Except for the pictures, retype the records that follow exactly.

+--

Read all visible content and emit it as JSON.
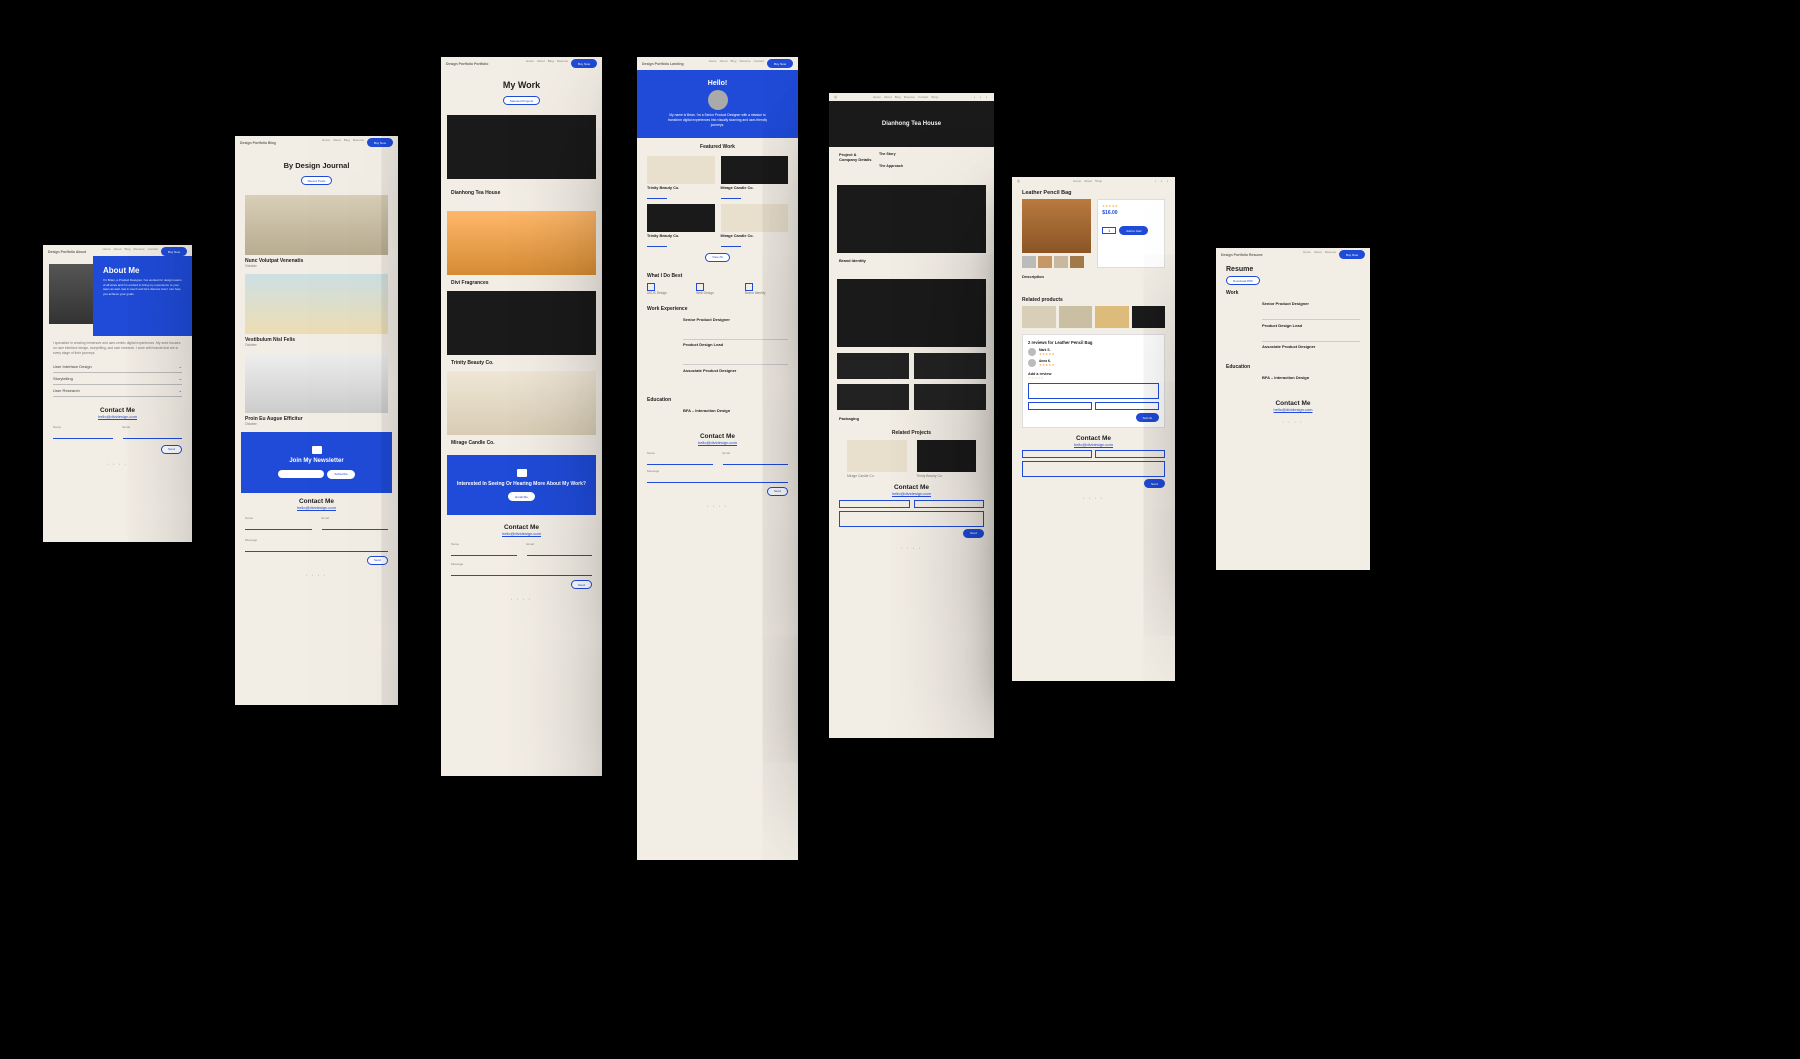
{
  "nav": {
    "items": [
      "Home",
      "About",
      "Blog",
      "Resume",
      "Contact",
      "Shop"
    ],
    "buy": "Buy Now"
  },
  "contact": {
    "heading": "Contact Me",
    "email": "hello@dividesign.com",
    "name_label": "Name",
    "email_label": "Email",
    "message_label": "Message",
    "send": "Send"
  },
  "foot_dots": "• • • •",
  "p1": {
    "browser": "Design Portfolio About",
    "title": "About Me",
    "intro": "I'm Brian, a Product Designer. I've worked for design teams of all sizes and I'm excited to bring my experience to your team as well. Get in touch and let's discuss how I can help you achieve your goals.",
    "body": "I specialize in creating immersive and user-centric digital experiences. My work focuses on user interface design, storytelling, and user research. I work with brands that are in every stage of their journeys.",
    "skills": [
      "User Interface Design",
      "Storytelling",
      "User Research"
    ]
  },
  "p2": {
    "browser": "Design Portfolio Blog",
    "title": "By Design Journal",
    "recent_btn": "Recent Posts",
    "posts": [
      {
        "title": "Nunc Volutpat Venenatis"
      },
      {
        "title": "Vestibulum Nisl Felis"
      },
      {
        "title": "Proin Eu Augue Efficitur"
      }
    ],
    "date": "October",
    "newsletter": {
      "title": "Join My Newsletter",
      "placeholder": "Email",
      "btn": "Subscribe"
    }
  },
  "p3": {
    "browser": "Design Portfolio Portfolio",
    "title": "My Work",
    "subtitle_btn": "Selected Projects",
    "projects": [
      {
        "title": "Dianhong Tea House"
      },
      {
        "title": "Divi Fragrances"
      },
      {
        "title": "Trinity Beauty Co."
      },
      {
        "title": "Mirage Candle Co."
      }
    ],
    "cta": {
      "line": "Interested In Seeing Or Hearing More About My Work?",
      "btn": "Email Me"
    }
  },
  "p4": {
    "browser": "Design Portfolio Landing",
    "hello": "Hello!",
    "intro": "My name is Brian. I'm a Senior Product Designer with a mission to transform digital experiences into visually stunning and user-friendly journeys.",
    "featured_h": "Featured Work",
    "featured": [
      {
        "title": "Trinity Beauty Co."
      },
      {
        "title": "Mirage Candle Co."
      },
      {
        "title": "Trinity Beauty Co."
      },
      {
        "title": "Mirage Candle Co."
      }
    ],
    "best_h": "What I Do Best",
    "best": [
      {
        "t": "UI/UX Design"
      },
      {
        "t": "Web Design"
      },
      {
        "t": "Brand Identity"
      }
    ],
    "view": "View All",
    "exp_h": "Work Experience",
    "exp": [
      {
        "role": "Senior Product Designer"
      },
      {
        "role": "Product Design Lead"
      },
      {
        "role": "Associate Product Designer"
      }
    ],
    "edu_h": "Education",
    "edu": {
      "role": "BFA – Interaction Design"
    }
  },
  "p5": {
    "browser": "Design Portfolio Project",
    "hero": "Dianhong Tea House",
    "sidebar_h": "Project & Company Details",
    "approach": "The Story",
    "approach2": "The Approach",
    "brand_h": "Brand Identity",
    "pack_h": "Packaging",
    "related_h": "Related Projects",
    "related": [
      {
        "t": "Mirage Candle Co."
      },
      {
        "t": "Trinity Beauty Co."
      }
    ]
  },
  "p6": {
    "browser": "Design Portfolio Shop",
    "product": "Leather Pencil Bag",
    "price": "$16.00",
    "qty": "1",
    "add": "Add to Cart",
    "desc_h": "Description",
    "related_h": "Related products",
    "reviews_h": "2 reviews for Leather Pencil Bag",
    "reviewers": [
      "Mark S.",
      "Anna K."
    ],
    "add_rev_h": "Add a review",
    "submit": "Submit"
  },
  "p7": {
    "browser": "Design Portfolio Resume",
    "title": "Resume",
    "dl": "Download PDF",
    "work_h": "Work",
    "roles": [
      "Senior Product Designer",
      "Product Design Lead",
      "Associate Product Designer"
    ],
    "edu_h": "Education",
    "edu": "BFA – Interaction Design"
  }
}
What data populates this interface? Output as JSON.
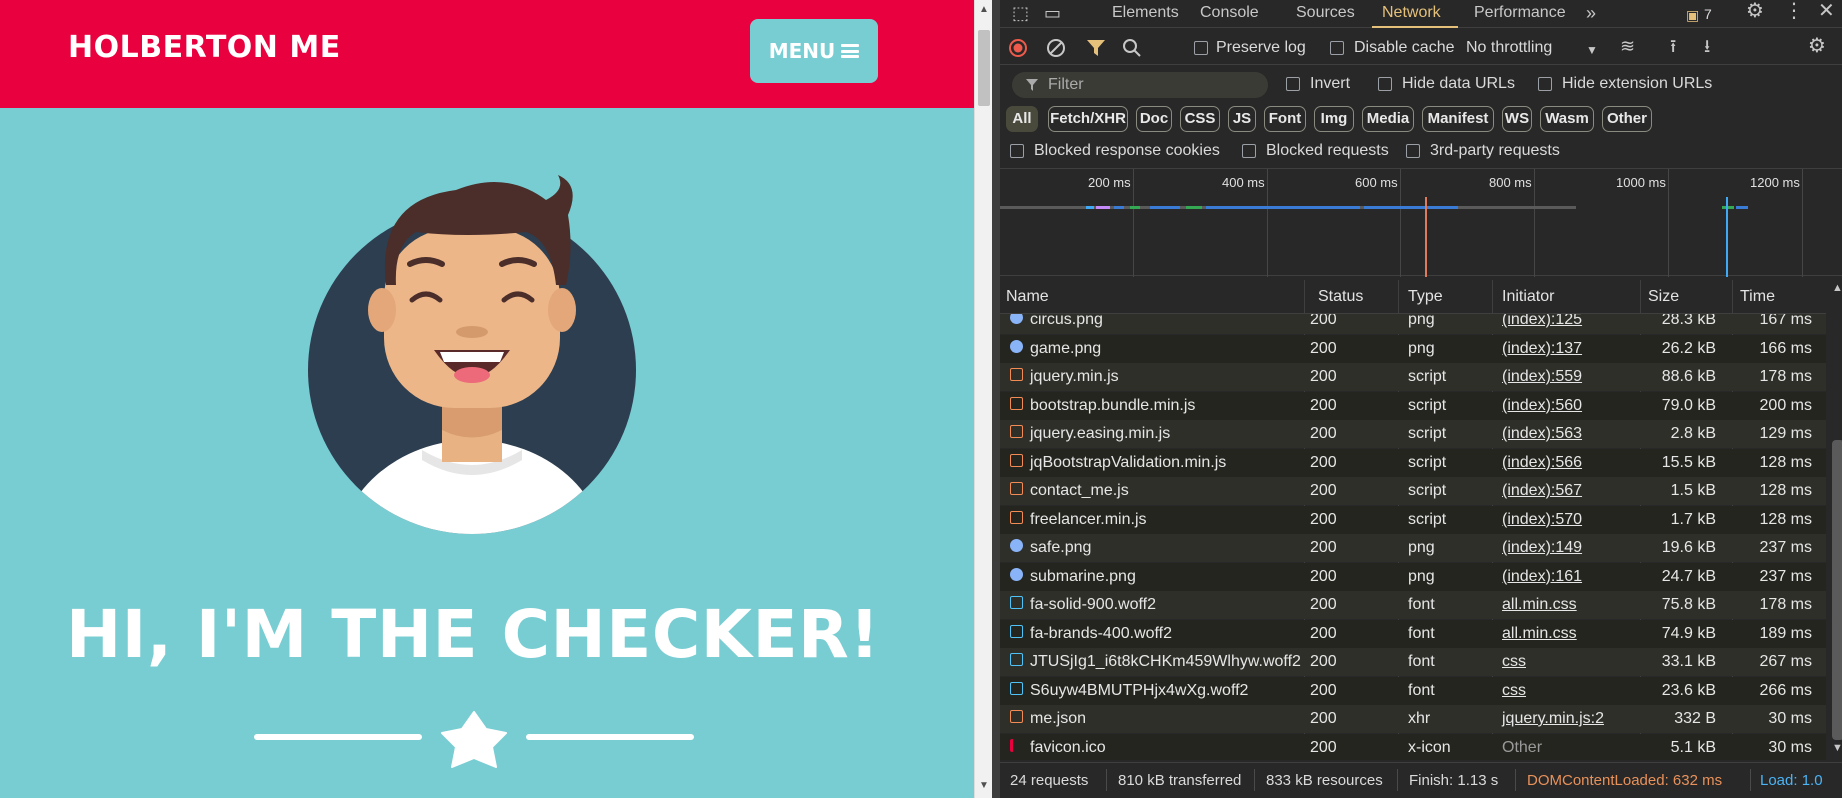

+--

RESPONSE FOR THIS EXERCISE:
Read all visible content and emit it as JSON.
{
  "nav": {
    "items": [
      "Home",
      "About",
      "Blog",
      "Resume",
      "Contact",
      "Shop"
    ],
    "buy": "Buy Now"
  },
  "contact": {
    "heading": "Contact Me",
    "email": "hello@dividesign.com",
    "name_label": "Name",
    "email_label": "Email",
    "message_label": "Message",
    "send": "Send"
  },
  "foot_dots": "• • • •",
  "p1": {
    "browser": "Design Portfolio About",
    "title": "About Me",
    "intro": "I'm Brian, a Product Designer. I've worked for design teams of all sizes and I'm excited to bring my experience to your team as well. Get in touch and let's discuss how I can help you achieve your goals.",
    "body": "I specialize in creating immersive and user-centric digital experiences. My work focuses on user interface design, storytelling, and user research. I work with brands that are in every stage of their journeys.",
    "skills": [
      "User Interface Design",
      "Storytelling",
      "User Research"
    ]
  },
  "p2": {
    "browser": "Design Portfolio Blog",
    "title": "By Design Journal",
    "recent_btn": "Recent Posts",
    "posts": [
      {
        "title": "Nunc Volutpat Venenatis"
      },
      {
        "title": "Vestibulum Nisl Felis"
      },
      {
        "title": "Proin Eu Augue Efficitur"
      }
    ],
    "date": "October",
    "newsletter": {
      "title": "Join My Newsletter",
      "placeholder": "Email",
      "btn": "Subscribe"
    }
  },
  "p3": {
    "browser": "Design Portfolio Portfolio",
    "title": "My Work",
    "subtitle_btn": "Selected Projects",
    "projects": [
      {
        "title": "Dianhong Tea House"
      },
      {
        "title": "Divi Fragrances"
      },
      {
        "title": "Trinity Beauty Co."
      },
      {
        "title": "Mirage Candle Co."
      }
    ],
    "cta": {
      "line": "Interested In Seeing Or Hearing More About My Work?",
      "btn": "Email Me"
    }
  },
  "p4": {
    "browser": "Design Portfolio Landing",
    "hello": "Hello!",
    "intro": "My name is Brian. I'm a Senior Product Designer with a mission to transform digital experiences into visually stunning and user-friendly journeys.",
    "featured_h": "Featured Work",
    "featured": [
      {
        "title": "Trinity Beauty Co."
      },
      {
        "title": "Mirage Candle Co."
      },
      {
        "title": "Trinity Beauty Co."
      },
      {
        "title": "Mirage Candle Co."
      }
    ],
    "best_h": "What I Do Best",
    "best": [
      {
        "t": "UI/UX Design"
      },
      {
        "t": "Web Design"
      },
      {
        "t": "Brand Identity"
      }
    ],
    "view": "View All",
    "exp_h": "Work Experience",
    "exp": [
      {
        "role": "Senior Product Designer"
      },
      {
        "role": "Product Design Lead"
      },
      {
        "role": "Associate Product Designer"
      }
    ],
    "edu_h": "Education",
    "edu": {
      "role": "BFA – Interaction Design"
    }
  },
  "p5": {
    "browser": "Design Portfolio Project",
    "hero": "Dianhong Tea House",
    "sidebar_h": "Project & Company Details",
    "approach": "The Story",
    "approach2": "The Approach",
    "brand_h": "Brand Identity",
    "pack_h": "Packaging",
    "related_h": "Related Projects",
    "related": [
      {
        "t": "Mirage Candle Co."
      },
      {
        "t": "Trinity Beauty Co."
      }
    ]
  },
  "p6": {
    "browser": "Design Portfolio Shop",
    "product": "Leather Pencil Bag",
    "price": "$16.00",
    "qty": "1",
    "add": "Add to Cart",
    "desc_h": "Description",
    "related_h": "Related products",
    "reviews_h": "2 reviews for Leather Pencil Bag",
    "reviewers": [
      "Mark S.",
      "Anna K."
    ],
    "add_rev_h": "Add a review",
    "submit": "Submit"
  },
  "p7": {
    "browser": "Design Portfolio Resume",
    "title": "Resume",
    "dl": "Download PDF",
    "work_h": "Work",
    "roles": [
      "Senior Product Designer",
      "Product Design Lead",
      "Associate Product Designer"
    ],
    "edu_h": "Education",
    "edu": "BFA – Interaction Design"
  }
}
What data populates this interface? Output as JSON.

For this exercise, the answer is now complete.